After years of work and over 250 hui involving thousands of people, Matike Mai Aotearoa (the Independent Working Group on Constitutional Transformation) launched its report on Waitangi Day this year.
Its recommendations are far-reaching and radical.
Moana Jackson, the report's convenor, tells Wallace Chapman how it came about and where to from here.
Moana says that in one sense, the report is the culmination of a long discussion Māori people have been having since 1840 about what a Treaty-based constitution should look like.
“It has taken us 160 years to get to this point where people are even beginning to talk about a different constitution.”
One kuia in Wairua told the interviewers said she had been waiting for this kōrero all her life:
“I remember my old people talking about this. They never used words like constitution, but they talked all the time about ‘deciding for ourselves what is best for us like we always used to’.
Moana says the Crown’s increasing “disregard for reasonably and consistently expressed Māori views” led to renewed discussion. The Matike Mai Aotearoa working group was set up – chaired by professor Margaret Mutu - and travelled the length of the country having discussions with Māori.
Many of the people they spoke to were well-informed, he says.
“They understood about power and powerlessness, they certainly understood the Treaty. That history underpinned all of the discussions that we had.”
Moana says he isn’t fussed about the political world himself. In his view, constitutions are just the way people make decisions and determine their own destiny.
“I believe that change comes from ordinary people having a chance to dialogue and think through issues.

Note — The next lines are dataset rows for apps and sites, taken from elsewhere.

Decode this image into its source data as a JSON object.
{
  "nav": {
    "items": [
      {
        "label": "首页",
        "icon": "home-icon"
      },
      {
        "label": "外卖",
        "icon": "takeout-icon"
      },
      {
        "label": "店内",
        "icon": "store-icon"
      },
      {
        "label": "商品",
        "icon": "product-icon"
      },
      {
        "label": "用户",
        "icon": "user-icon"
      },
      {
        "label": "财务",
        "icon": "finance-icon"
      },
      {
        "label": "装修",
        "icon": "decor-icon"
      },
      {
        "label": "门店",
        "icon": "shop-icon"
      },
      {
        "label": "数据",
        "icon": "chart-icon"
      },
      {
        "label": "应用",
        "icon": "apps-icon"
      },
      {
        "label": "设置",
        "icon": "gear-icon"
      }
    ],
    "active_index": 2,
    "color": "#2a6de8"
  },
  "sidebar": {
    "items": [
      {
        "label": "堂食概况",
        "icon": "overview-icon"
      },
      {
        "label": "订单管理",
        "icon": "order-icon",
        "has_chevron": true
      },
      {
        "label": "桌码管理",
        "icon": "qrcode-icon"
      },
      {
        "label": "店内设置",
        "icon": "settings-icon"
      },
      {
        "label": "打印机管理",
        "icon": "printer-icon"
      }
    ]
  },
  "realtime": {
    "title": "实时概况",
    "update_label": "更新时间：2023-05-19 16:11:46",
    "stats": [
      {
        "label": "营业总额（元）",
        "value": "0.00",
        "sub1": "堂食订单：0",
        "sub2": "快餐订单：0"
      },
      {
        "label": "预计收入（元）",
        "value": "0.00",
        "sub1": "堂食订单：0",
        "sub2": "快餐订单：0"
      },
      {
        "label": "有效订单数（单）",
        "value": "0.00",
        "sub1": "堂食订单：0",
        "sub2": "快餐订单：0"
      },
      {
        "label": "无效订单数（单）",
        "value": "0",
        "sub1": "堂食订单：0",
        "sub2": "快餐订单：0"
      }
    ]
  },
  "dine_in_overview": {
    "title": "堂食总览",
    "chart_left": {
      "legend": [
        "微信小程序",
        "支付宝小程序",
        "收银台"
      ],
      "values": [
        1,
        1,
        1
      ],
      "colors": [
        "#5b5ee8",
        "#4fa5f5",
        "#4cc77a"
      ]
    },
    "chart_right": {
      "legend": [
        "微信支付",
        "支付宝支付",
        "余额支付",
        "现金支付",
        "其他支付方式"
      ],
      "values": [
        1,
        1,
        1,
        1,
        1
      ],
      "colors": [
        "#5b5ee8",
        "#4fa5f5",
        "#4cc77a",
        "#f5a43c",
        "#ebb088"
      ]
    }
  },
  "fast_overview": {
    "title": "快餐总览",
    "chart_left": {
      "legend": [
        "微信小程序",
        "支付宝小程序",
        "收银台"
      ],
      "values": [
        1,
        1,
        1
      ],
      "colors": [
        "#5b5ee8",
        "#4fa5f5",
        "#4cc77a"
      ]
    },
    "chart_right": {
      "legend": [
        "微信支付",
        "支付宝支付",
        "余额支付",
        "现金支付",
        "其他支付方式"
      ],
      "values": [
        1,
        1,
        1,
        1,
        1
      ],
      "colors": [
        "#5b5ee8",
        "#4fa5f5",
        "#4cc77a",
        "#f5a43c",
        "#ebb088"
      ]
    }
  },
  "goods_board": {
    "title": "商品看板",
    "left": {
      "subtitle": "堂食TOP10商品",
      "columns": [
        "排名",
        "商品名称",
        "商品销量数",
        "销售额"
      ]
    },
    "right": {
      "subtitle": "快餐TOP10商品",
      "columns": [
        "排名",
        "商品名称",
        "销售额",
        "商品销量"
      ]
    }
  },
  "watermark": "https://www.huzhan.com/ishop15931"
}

And then from that change the political will is changed.”
Moana says he’s been pleasantly surprised and heartened by the meetings that have taken place since the report’s release.
He hopes that New Zealand will have a new constitution in place by 2040 – the 200th anniversary of the Treaty.